Why are there dozens of food brands—in sachets, bottles, cans, and other packaging—sold in every sari sari store in the slums of Metro Manila and beyond?
Packaged Food, Packaged Life argues that the abundant consumption of corporate brands in slums does not merely stem from individual lifestyle choices but also is the result of historical circumstances that preclude good living conditions and limit opportunities for people who resort to corporate packaged food. Drawing on his own fieldwork and exhaustive review of related literatures, Heriberto Ruiz Tafoya identifies the constraints that characterize a packaged life not as a definitive status but as an ongoing process.
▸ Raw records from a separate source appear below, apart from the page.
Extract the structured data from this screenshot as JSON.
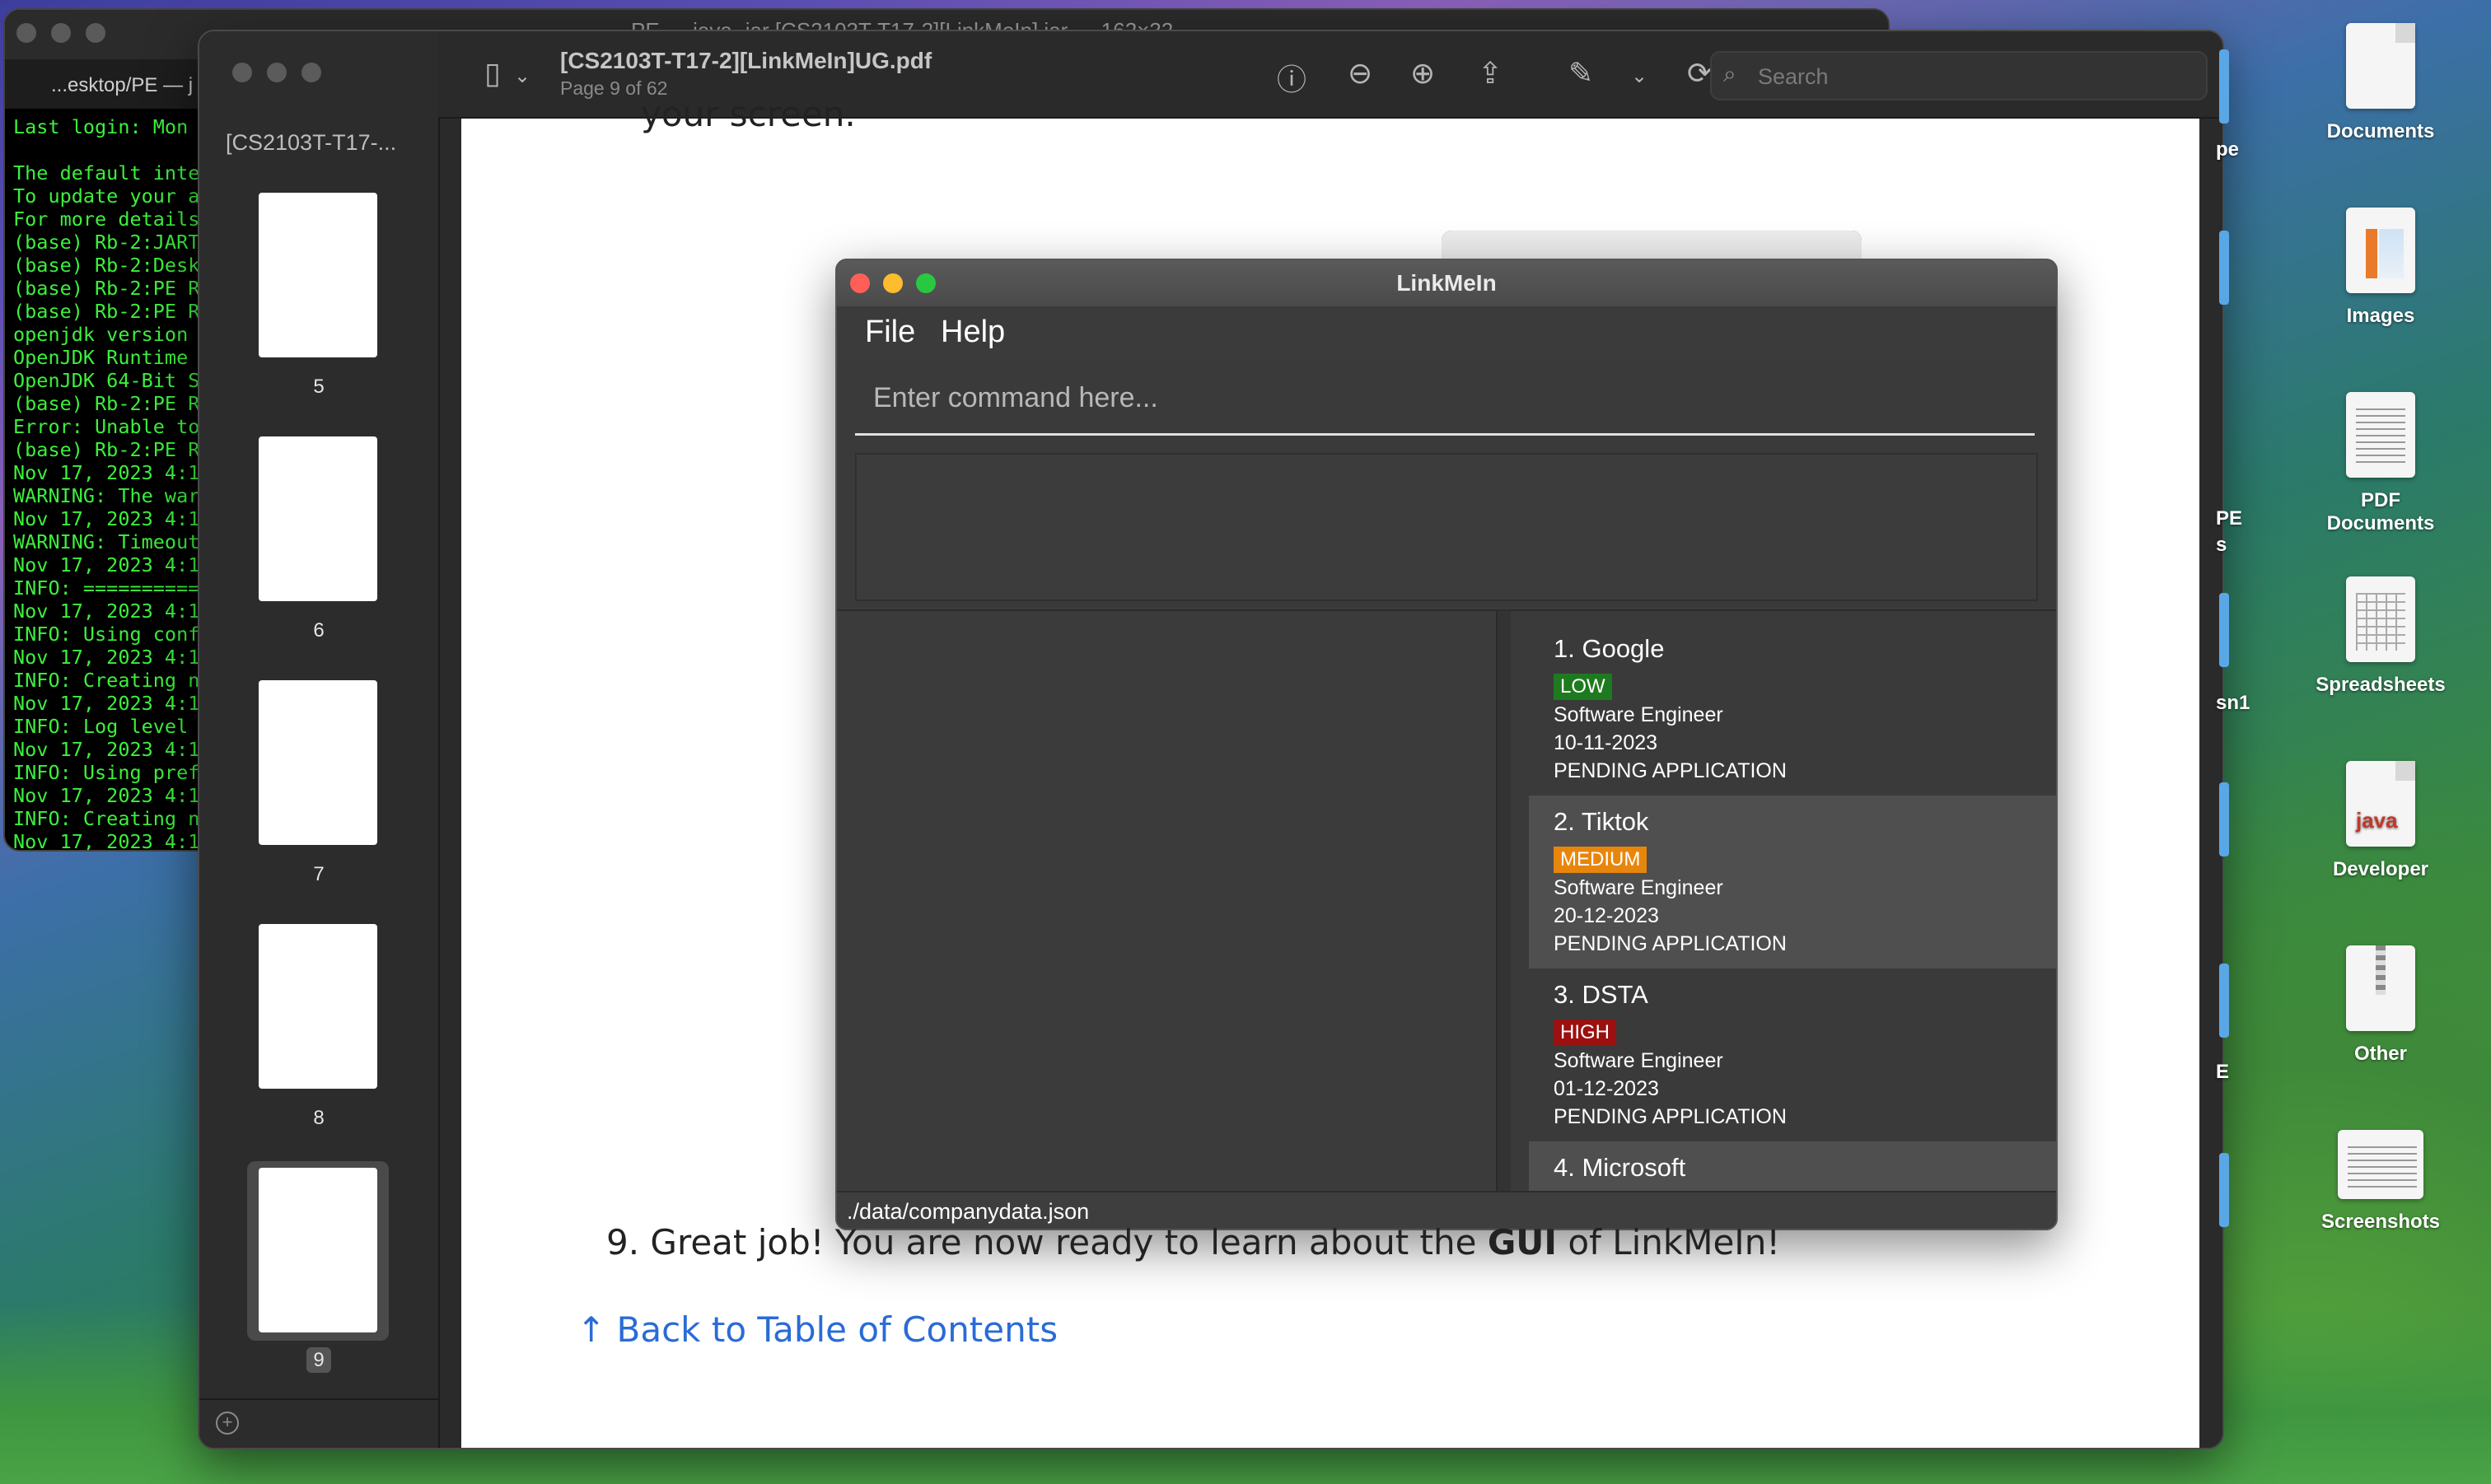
{
  "terminal": {
    "top_title": "PE — java -jar [CS2103T-T17-2][LinkMeIn].jar — 162×32",
    "tab_label": "...esktop/PE — j",
    "lines": [
      "Last login: Mon",
      "",
      "The default inte",
      "To update your a",
      "For more details",
      "(base) Rb-2:JART",
      "(base) Rb-2:Desk",
      "(base) Rb-2:PE R",
      "(base) Rb-2:PE R",
      "openjdk version",
      "OpenJDK Runtime",
      "OpenJDK 64-Bit S",
      "(base) Rb-2:PE R",
      "Error: Unable to",
      "(base) Rb-2:PE R",
      "Nov 17, 2023 4:1",
      "WARNING: The war",
      "Nov 17, 2023 4:1",
      "WARNING: Timeout",
      "Nov 17, 2023 4:1",
      "INFO: ==========",
      "Nov 17, 2023 4:1",
      "INFO: Using conf",
      "Nov 17, 2023 4:1",
      "INFO: Creating n",
      "Nov 17, 2023 4:1",
      "INFO: Log level",
      "Nov 17, 2023 4:1",
      "INFO: Using pref",
      "Nov 17, 2023 4:1",
      "INFO: Creating n",
      "Nov 17, 2023 4:1"
    ]
  },
  "preview": {
    "sidebar_title": "[CS2103T-T17-...",
    "doc_title": "[CS2103T-T17-2][LinkMeIn]UG.pdf",
    "page_info": "Page 9 of 62",
    "search_placeholder": "Search",
    "thumbnails": [
      {
        "num": "5"
      },
      {
        "num": "6"
      },
      {
        "num": "7"
      },
      {
        "num": "8"
      },
      {
        "num": "9"
      }
    ],
    "selected_page": "9",
    "doc_top_text": "your screen.",
    "step_prefix": "9. Great job! You are now ready to learn about the ",
    "step_bold": "GUI",
    "step_suffix": " of LinkMeIn!",
    "back_link": "↑ Back to Table of Contents"
  },
  "linkmein": {
    "title": "LinkMeIn",
    "menu": [
      "File",
      "Help"
    ],
    "command_placeholder": "Enter command here...",
    "status_path": "./data/companydata.json",
    "companies": [
      {
        "name": "1.  Google",
        "priority": "LOW",
        "priority_color": "#1e7a1e",
        "role": "Software Engineer",
        "date": "10-11-2023",
        "status": "PENDING APPLICATION"
      },
      {
        "name": "2.  Tiktok",
        "priority": "MEDIUM",
        "priority_color": "#e8860c",
        "role": "Software Engineer",
        "date": "20-12-2023",
        "status": "PENDING APPLICATION"
      },
      {
        "name": "3.  DSTA",
        "priority": "HIGH",
        "priority_color": "#9b1010",
        "role": "Software Engineer",
        "date": "01-12-2023",
        "status": "PENDING APPLICATION"
      },
      {
        "name": "4.  Microsoft"
      }
    ]
  },
  "desktop": {
    "icons": [
      "Documents",
      "Images",
      "PDF Documents",
      "Spreadsheets",
      "Developer",
      "Other",
      "Screenshots"
    ],
    "partial_labels": [
      "pe",
      "PE",
      "s",
      "sn1",
      "E"
    ]
  },
  "colors": {
    "terminal_text": "#3cf03c",
    "link": "#2a6bd6",
    "traffic_red": "#ff5f57",
    "traffic_yellow": "#febc2e",
    "traffic_green": "#28c840"
  }
}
His perspective comes from his own experiences as urban poor in Mexico and from the eclectic amalgamation of the Latin American ethical and political approach of buen vivir (living well or life in fullness) and its Philippine counterpart ginhawa (vital spirit that animates our well-being).
The book is a pioneering work on packaged-food diets in the global south, serving as a reliable reference for readers interested in the retail and consumption of processed food especially by marginalized communities.
Part I - Consumption of Corporate Packaged Food
1. Sociohistorical Review of Corporate Packaged Food Consumption
2. Contemporary Consumption of Corporate Packaged Food in Slum Households
3. Corporate Packaged Food in People's Eating Patterns
Part II - Exchange of Corporate Packaged Food
4. Circulation of Corporate Packaged Food
5. Corporate Packaged Food as Gifts
6. Corporate Packaged Food as a Relief during the COVID-19 Pandemic
Part III - Packaged Life
7. Alienation from Nature
8. Packaging Minds and Bodies
Part IV - Unpacking Life
9. Unpacking Life from the Bottom
Copublished with the Kyoto University Press in 2023.